• **App and web page records**:
####################

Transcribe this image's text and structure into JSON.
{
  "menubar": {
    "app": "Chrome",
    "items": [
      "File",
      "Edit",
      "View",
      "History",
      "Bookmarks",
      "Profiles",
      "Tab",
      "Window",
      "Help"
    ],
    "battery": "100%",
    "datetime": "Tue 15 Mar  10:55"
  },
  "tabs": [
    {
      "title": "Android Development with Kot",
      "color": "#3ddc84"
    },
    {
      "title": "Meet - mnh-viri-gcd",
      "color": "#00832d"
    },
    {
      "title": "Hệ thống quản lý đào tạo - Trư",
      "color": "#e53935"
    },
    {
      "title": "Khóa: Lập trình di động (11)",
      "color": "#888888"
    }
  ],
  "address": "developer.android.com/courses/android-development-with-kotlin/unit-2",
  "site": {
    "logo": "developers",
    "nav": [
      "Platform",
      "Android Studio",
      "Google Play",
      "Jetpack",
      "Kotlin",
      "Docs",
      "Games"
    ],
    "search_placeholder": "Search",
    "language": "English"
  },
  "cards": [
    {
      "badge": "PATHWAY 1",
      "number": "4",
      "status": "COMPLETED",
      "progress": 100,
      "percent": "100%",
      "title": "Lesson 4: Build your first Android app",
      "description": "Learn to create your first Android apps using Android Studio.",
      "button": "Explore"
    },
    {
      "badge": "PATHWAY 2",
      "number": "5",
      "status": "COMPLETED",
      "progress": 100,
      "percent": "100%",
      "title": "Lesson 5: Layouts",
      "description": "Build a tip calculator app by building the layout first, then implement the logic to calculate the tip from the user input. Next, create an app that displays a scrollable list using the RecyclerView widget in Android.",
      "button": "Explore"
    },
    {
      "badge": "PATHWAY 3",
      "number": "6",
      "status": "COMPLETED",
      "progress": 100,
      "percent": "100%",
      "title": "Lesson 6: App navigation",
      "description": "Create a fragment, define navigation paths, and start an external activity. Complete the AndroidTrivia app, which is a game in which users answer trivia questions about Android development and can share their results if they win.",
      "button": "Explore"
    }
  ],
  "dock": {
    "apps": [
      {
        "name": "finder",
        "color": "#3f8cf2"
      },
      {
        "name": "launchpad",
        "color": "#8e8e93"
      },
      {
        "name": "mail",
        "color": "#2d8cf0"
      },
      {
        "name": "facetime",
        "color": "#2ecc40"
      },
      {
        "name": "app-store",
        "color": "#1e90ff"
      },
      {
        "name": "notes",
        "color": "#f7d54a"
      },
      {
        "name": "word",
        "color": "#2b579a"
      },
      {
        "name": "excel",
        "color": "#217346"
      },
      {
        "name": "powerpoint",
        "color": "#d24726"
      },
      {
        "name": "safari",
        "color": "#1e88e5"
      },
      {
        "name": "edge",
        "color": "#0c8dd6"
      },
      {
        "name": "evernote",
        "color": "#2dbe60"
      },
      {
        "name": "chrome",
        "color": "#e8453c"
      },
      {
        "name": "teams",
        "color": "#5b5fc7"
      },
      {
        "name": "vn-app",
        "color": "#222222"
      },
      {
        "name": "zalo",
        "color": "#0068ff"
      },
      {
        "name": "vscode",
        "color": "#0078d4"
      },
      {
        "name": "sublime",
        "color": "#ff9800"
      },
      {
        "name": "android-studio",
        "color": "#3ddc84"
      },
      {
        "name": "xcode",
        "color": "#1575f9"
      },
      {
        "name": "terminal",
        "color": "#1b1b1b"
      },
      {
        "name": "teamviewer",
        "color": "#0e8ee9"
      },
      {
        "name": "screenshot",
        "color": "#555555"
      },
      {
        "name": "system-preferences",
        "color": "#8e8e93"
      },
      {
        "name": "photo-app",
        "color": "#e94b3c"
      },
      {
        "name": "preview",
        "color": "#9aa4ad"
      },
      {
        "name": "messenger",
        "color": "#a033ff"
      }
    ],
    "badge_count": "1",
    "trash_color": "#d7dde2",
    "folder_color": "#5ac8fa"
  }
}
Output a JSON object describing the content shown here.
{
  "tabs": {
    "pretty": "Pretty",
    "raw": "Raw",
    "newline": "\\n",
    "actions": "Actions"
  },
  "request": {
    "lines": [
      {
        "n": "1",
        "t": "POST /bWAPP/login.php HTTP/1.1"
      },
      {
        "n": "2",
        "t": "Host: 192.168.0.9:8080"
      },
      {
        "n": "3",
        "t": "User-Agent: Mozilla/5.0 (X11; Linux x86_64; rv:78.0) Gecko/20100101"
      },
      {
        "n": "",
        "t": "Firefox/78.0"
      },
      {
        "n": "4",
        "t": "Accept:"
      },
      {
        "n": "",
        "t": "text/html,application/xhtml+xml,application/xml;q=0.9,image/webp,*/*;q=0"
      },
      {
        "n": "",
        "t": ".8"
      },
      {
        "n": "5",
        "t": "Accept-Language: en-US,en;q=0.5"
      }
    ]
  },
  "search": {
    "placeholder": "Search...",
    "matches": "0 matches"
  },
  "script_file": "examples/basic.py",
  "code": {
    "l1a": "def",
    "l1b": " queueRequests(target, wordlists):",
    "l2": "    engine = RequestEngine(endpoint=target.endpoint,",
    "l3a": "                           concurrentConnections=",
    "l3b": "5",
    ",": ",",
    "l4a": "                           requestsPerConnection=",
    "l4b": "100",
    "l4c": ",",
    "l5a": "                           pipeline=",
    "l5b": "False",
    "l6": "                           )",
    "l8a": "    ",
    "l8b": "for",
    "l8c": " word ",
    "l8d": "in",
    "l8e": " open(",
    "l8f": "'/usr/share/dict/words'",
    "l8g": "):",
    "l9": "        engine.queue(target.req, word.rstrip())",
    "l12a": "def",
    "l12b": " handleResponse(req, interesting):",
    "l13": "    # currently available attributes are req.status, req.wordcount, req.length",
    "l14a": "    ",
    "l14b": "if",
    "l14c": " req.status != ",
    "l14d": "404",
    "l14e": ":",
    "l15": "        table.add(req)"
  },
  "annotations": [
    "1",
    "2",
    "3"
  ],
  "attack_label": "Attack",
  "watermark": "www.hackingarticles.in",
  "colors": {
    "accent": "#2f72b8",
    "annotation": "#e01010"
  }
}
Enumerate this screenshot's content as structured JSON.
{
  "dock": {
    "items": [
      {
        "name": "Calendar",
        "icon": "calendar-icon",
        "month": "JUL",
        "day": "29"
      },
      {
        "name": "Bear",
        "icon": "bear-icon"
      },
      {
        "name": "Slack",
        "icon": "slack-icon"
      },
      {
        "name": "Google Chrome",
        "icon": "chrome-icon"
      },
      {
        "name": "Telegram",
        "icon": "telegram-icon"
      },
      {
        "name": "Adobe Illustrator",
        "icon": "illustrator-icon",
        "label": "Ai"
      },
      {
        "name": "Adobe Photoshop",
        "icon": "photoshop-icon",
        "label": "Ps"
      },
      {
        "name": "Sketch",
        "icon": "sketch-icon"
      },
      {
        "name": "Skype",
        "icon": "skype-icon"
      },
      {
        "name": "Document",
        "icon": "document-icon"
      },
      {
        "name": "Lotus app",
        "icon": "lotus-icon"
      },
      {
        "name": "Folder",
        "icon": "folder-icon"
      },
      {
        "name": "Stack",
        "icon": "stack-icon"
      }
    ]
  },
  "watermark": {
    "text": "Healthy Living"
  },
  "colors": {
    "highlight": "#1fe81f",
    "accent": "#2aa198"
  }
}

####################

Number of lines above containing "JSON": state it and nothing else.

• **THE ANSWER**: 3